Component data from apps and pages
==========

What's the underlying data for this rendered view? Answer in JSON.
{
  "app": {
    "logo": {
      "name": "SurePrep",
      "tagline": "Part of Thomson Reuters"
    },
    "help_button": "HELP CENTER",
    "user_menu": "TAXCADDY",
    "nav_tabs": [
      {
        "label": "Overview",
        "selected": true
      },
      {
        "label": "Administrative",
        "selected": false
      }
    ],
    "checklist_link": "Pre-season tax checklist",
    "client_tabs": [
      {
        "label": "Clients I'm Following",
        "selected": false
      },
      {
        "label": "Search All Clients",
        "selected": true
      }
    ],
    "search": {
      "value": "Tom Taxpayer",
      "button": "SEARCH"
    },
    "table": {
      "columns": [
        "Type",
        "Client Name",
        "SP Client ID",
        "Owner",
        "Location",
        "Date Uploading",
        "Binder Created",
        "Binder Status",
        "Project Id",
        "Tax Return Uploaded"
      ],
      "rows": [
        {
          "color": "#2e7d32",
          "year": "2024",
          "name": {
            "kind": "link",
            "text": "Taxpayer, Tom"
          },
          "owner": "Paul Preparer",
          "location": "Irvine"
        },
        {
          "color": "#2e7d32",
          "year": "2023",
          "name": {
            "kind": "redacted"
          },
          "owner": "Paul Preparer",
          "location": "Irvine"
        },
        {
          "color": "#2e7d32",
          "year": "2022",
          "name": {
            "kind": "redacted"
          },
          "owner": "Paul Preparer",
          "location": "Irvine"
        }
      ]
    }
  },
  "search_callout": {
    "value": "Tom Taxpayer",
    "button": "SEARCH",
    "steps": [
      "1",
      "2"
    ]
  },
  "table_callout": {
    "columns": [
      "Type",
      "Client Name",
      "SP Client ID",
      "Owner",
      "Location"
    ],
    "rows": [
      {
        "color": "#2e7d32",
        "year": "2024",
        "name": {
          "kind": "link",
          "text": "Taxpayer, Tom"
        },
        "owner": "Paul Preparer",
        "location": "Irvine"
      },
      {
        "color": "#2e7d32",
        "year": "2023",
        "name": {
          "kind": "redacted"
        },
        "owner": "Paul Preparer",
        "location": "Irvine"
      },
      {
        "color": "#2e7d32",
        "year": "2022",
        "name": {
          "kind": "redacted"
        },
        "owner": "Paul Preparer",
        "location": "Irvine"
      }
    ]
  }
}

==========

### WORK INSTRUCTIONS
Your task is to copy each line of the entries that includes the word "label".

### EXERCISE RESPONSE
        "label": "Overview",
        "label": "Administrative",
        "label": "Clients I'm Following",
        "label": "Search All Clients",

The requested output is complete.